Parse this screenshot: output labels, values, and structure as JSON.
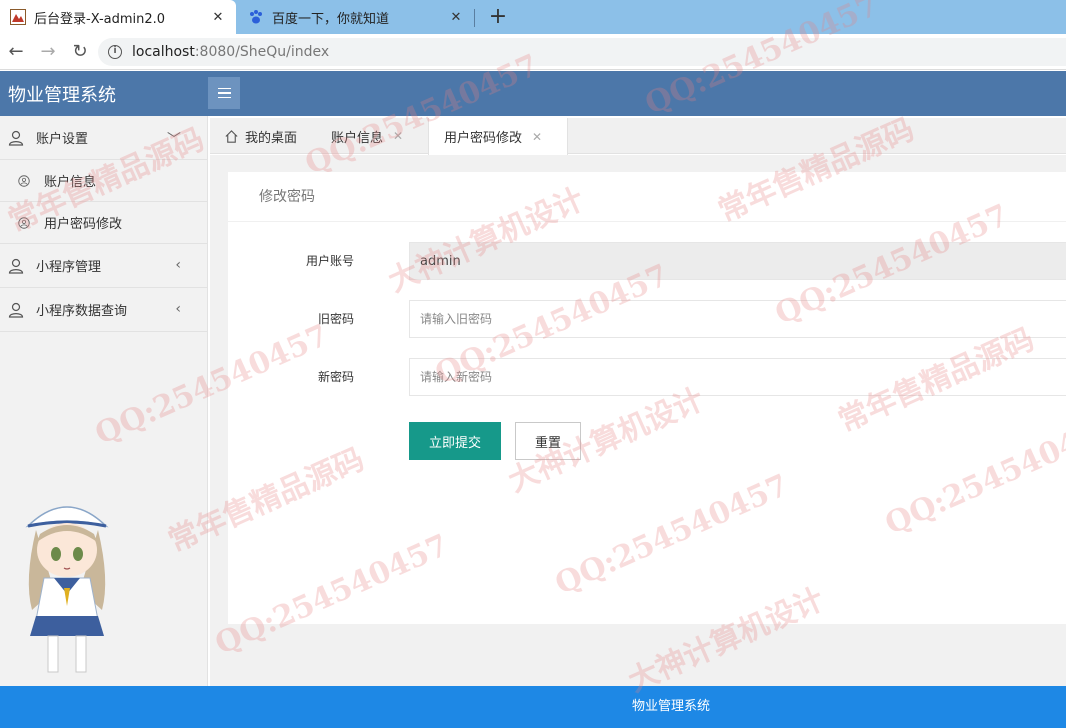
{
  "browser": {
    "tabs": [
      {
        "title": "后台登录-X-admin2.0",
        "close": "✕"
      },
      {
        "title": "百度一下，你就知道",
        "close": "✕"
      }
    ],
    "new_tab": "+",
    "url_host": "localhost",
    "url_rest": ":8080/SheQu/index"
  },
  "app": {
    "title": "物业管理系统"
  },
  "sidebar": {
    "items": [
      {
        "label": "账户设置",
        "caret": "﹀"
      },
      {
        "label": "账户信息"
      },
      {
        "label": "用户密码修改"
      },
      {
        "label": "小程序管理",
        "caret": "‹"
      },
      {
        "label": "小程序数据查询",
        "caret": "‹"
      }
    ]
  },
  "tabs": [
    {
      "label": "我的桌面"
    },
    {
      "label": "账户信息",
      "close": "✕"
    },
    {
      "label": "用户密码修改",
      "close": "✕"
    }
  ],
  "form": {
    "title": "修改密码",
    "account_label": "用户账号",
    "account_value": "admin",
    "old_label": "旧密码",
    "old_placeholder": "请输入旧密码",
    "new_label": "新密码",
    "new_placeholder": "请输入新密码",
    "submit_label": "立即提交",
    "reset_label": "重置"
  },
  "footer": {
    "text": "物业管理系统"
  },
  "watermarks": [
    "QQ:254540457",
    "常年售精品源码",
    "大神计算机设计"
  ]
}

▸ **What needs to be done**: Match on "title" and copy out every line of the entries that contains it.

▸ **Output below**:
        "title": "后台登录-X-admin2.0",
        "title": "百度一下，你就知道",
    "title": "物业管理系统"
    "title": "修改密码",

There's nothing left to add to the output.